▸ **Task**: Find where "Enumerate this screenshot's content" appears in the entries below. That line and all lines after it, through the last, are to be duplicated exactly, with nothing else.

Start of Block

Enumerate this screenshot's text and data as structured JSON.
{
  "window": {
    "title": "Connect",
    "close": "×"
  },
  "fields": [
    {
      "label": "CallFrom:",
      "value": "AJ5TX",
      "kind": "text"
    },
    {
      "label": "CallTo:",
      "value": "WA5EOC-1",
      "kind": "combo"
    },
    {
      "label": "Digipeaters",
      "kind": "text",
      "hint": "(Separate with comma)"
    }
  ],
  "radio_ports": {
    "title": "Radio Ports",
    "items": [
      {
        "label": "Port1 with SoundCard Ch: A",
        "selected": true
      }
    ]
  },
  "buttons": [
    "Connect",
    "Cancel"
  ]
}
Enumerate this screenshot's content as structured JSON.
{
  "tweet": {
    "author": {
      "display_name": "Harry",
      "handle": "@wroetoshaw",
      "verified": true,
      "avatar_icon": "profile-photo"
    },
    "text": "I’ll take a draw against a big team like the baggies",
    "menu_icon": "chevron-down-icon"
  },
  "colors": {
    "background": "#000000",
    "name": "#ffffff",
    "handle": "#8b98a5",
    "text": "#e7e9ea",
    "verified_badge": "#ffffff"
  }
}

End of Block

▸ **Task answer**:
Enumerate this screenshot's content as structured JSON.
{
  "tweet": {
    "author": {
      "display_name": "Harry",
      "handle": "@wroetoshaw",
      "verified": true,
      "avatar_icon": "profile-photo"
    },
    "text": "I’ll take a draw against a big team like the baggies",
    "menu_icon": "chevron-down-icon"
  },
  "colors": {
    "background": "#000000",
    "name": "#ffffff",
    "handle": "#8b98a5",
    "text": "#e7e9ea",
    "verified_badge": "#ffffff"
  }
}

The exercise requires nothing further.